Input records:

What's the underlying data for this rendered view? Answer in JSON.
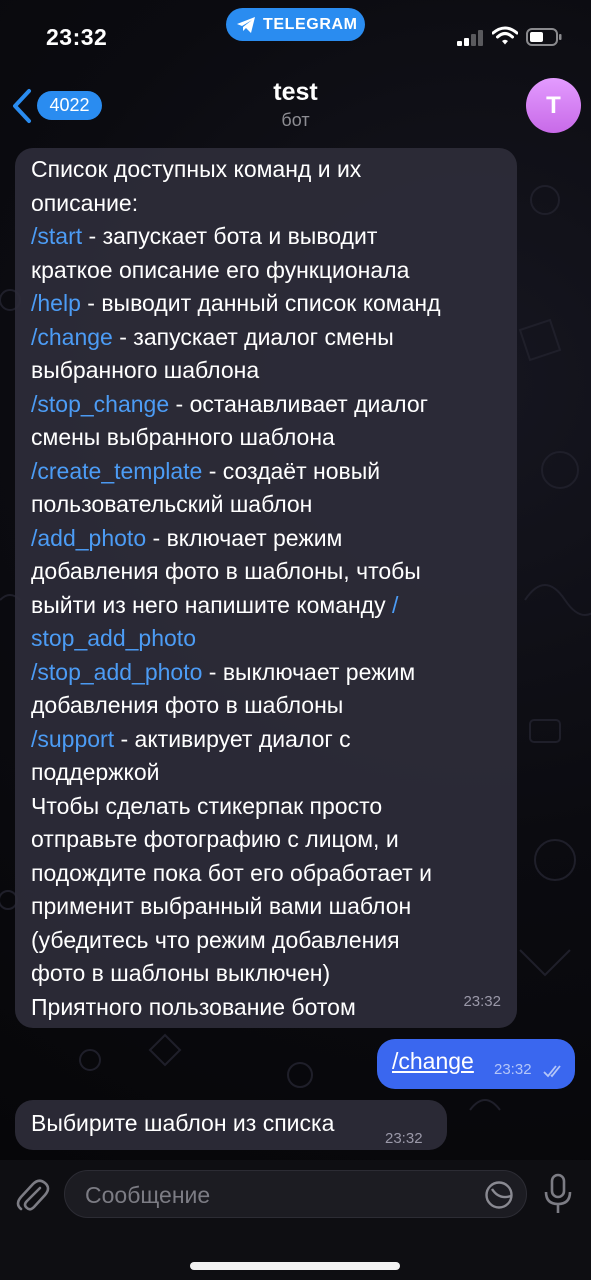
{
  "status_bar": {
    "time": "23:32",
    "return_app": "TELEGRAM"
  },
  "header": {
    "back_count": "4022",
    "title": "test",
    "subtitle": "бот",
    "avatar_letter": "T"
  },
  "messages": {
    "commands_list": {
      "lines": [
        [
          {
            "t": "Список доступных команд и их",
            "cmd": false
          }
        ],
        [
          {
            "t": "описание:",
            "cmd": false
          }
        ],
        [
          {
            "t": "/start",
            "cmd": true
          },
          {
            "t": " - запускает бота и выводит",
            "cmd": false
          }
        ],
        [
          {
            "t": "краткое описание его функционала",
            "cmd": false
          }
        ],
        [
          {
            "t": "/help",
            "cmd": true
          },
          {
            "t": " - выводит данный список команд",
            "cmd": false
          }
        ],
        [
          {
            "t": "/change",
            "cmd": true
          },
          {
            "t": " - запускает диалог смены",
            "cmd": false
          }
        ],
        [
          {
            "t": "выбранного шаблона",
            "cmd": false
          }
        ],
        [
          {
            "t": "/stop_change",
            "cmd": true
          },
          {
            "t": " - останавливает диалог",
            "cmd": false
          }
        ],
        [
          {
            "t": "смены выбранного шаблона",
            "cmd": false
          }
        ],
        [
          {
            "t": "/create_template",
            "cmd": true
          },
          {
            "t": " - создаёт новый",
            "cmd": false
          }
        ],
        [
          {
            "t": "пользовательский шаблон",
            "cmd": false
          }
        ],
        [
          {
            "t": "/add_photo",
            "cmd": true
          },
          {
            "t": " - включает режим",
            "cmd": false
          }
        ],
        [
          {
            "t": "добавления фото в шаблоны, чтобы",
            "cmd": false
          }
        ],
        [
          {
            "t": "выйти из него напишите команду ",
            "cmd": false
          },
          {
            "t": "/",
            "cmd": true
          }
        ],
        [
          {
            "t": "stop_add_photo",
            "cmd": true
          }
        ],
        [
          {
            "t": "/stop_add_photo",
            "cmd": true
          },
          {
            "t": " - выключает режим",
            "cmd": false
          }
        ],
        [
          {
            "t": "добавления фото в шаблоны",
            "cmd": false
          }
        ],
        [
          {
            "t": "/support",
            "cmd": true
          },
          {
            "t": " - активирует диалог с",
            "cmd": false
          }
        ],
        [
          {
            "t": "поддержкой",
            "cmd": false
          }
        ],
        [
          {
            "t": "Чтобы сделать стикерпак просто",
            "cmd": false
          }
        ],
        [
          {
            "t": "отправьте фотографию с лицом, и",
            "cmd": false
          }
        ],
        [
          {
            "t": "подождите пока бот его обработает и",
            "cmd": false
          }
        ],
        [
          {
            "t": "применит выбранный вами шаблон",
            "cmd": false
          }
        ],
        [
          {
            "t": "(убедитесь что режим добавления",
            "cmd": false
          }
        ],
        [
          {
            "t": "фото в шаблоны выключен)",
            "cmd": false
          }
        ],
        [
          {
            "t": "Приятного пользование ботом",
            "cmd": false
          }
        ]
      ],
      "time": "23:32"
    },
    "outgoing": {
      "text": "/change",
      "time": "23:32"
    },
    "reply": {
      "text": "Выбирите шаблон из списка",
      "time": "23:32"
    }
  },
  "input": {
    "placeholder": "Сообщение"
  },
  "colors": {
    "accent": "#2a8cf0",
    "outgoing_bubble": "#3a67ef",
    "incoming_bubble": "#2e2c3a",
    "command_link": "#4c9cf5"
  }
}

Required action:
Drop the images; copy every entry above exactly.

Response to the exercise:
What's the underlying data for this rendered view? Answer in JSON.
{
  "status_bar": {
    "time": "23:32",
    "return_app": "TELEGRAM"
  },
  "header": {
    "back_count": "4022",
    "title": "test",
    "subtitle": "бот",
    "avatar_letter": "T"
  },
  "messages": {
    "commands_list": {
      "lines": [
        [
          {
            "t": "Список доступных команд и их",
            "cmd": false
          }
        ],
        [
          {
            "t": "описание:",
            "cmd": false
          }
        ],
        [
          {
            "t": "/start",
            "cmd": true
          },
          {
            "t": " - запускает бота и выводит",
            "cmd": false
          }
        ],
        [
          {
            "t": "краткое описание его функционала",
            "cmd": false
          }
        ],
        [
          {
            "t": "/help",
            "cmd": true
          },
          {
            "t": " - выводит данный список команд",
            "cmd": false
          }
        ],
        [
          {
            "t": "/change",
            "cmd": true
          },
          {
            "t": " - запускает диалог смены",
            "cmd": false
          }
        ],
        [
          {
            "t": "выбранного шаблона",
            "cmd": false
          }
        ],
        [
          {
            "t": "/stop_change",
            "cmd": true
          },
          {
            "t": " - останавливает диалог",
            "cmd": false
          }
        ],
        [
          {
            "t": "смены выбранного шаблона",
            "cmd": false
          }
        ],
        [
          {
            "t": "/create_template",
            "cmd": true
          },
          {
            "t": " - создаёт новый",
            "cmd": false
          }
        ],
        [
          {
            "t": "пользовательский шаблон",
            "cmd": false
          }
        ],
        [
          {
            "t": "/add_photo",
            "cmd": true
          },
          {
            "t": " - включает режим",
            "cmd": false
          }
        ],
        [
          {
            "t": "добавления фото в шаблоны, чтобы",
            "cmd": false
          }
        ],
        [
          {
            "t": "выйти из него напишите команду ",
            "cmd": false
          },
          {
            "t": "/",
            "cmd": true
          }
        ],
        [
          {
            "t": "stop_add_photo",
            "cmd": true
          }
        ],
        [
          {
            "t": "/stop_add_photo",
            "cmd": true
          },
          {
            "t": " - выключает режим",
            "cmd": false
          }
        ],
        [
          {
            "t": "добавления фото в шаблоны",
            "cmd": false
          }
        ],
        [
          {
            "t": "/support",
            "cmd": true
          },
          {
            "t": " - активирует диалог с",
            "cmd": false
          }
        ],
        [
          {
            "t": "поддержкой",
            "cmd": false
          }
        ],
        [
          {
            "t": "Чтобы сделать стикерпак просто",
            "cmd": false
          }
        ],
        [
          {
            "t": "отправьте фотографию с лицом, и",
            "cmd": false
          }
        ],
        [
          {
            "t": "подождите пока бот его обработает и",
            "cmd": false
          }
        ],
        [
          {
            "t": "применит выбранный вами шаблон",
            "cmd": false
          }
        ],
        [
          {
            "t": "(убедитесь что режим добавления",
            "cmd": false
          }
        ],
        [
          {
            "t": "фото в шаблоны выключен)",
            "cmd": false
          }
        ],
        [
          {
            "t": "Приятного пользование ботом",
            "cmd": false
          }
        ]
      ],
      "time": "23:32"
    },
    "outgoing": {
      "text": "/change",
      "time": "23:32"
    },
    "reply": {
      "text": "Выбирите шаблон из списка",
      "time": "23:32"
    }
  },
  "input": {
    "placeholder": "Сообщение"
  },
  "colors": {
    "accent": "#2a8cf0",
    "outgoing_bubble": "#3a67ef",
    "incoming_bubble": "#2e2c3a",
    "command_link": "#4c9cf5"
  }
}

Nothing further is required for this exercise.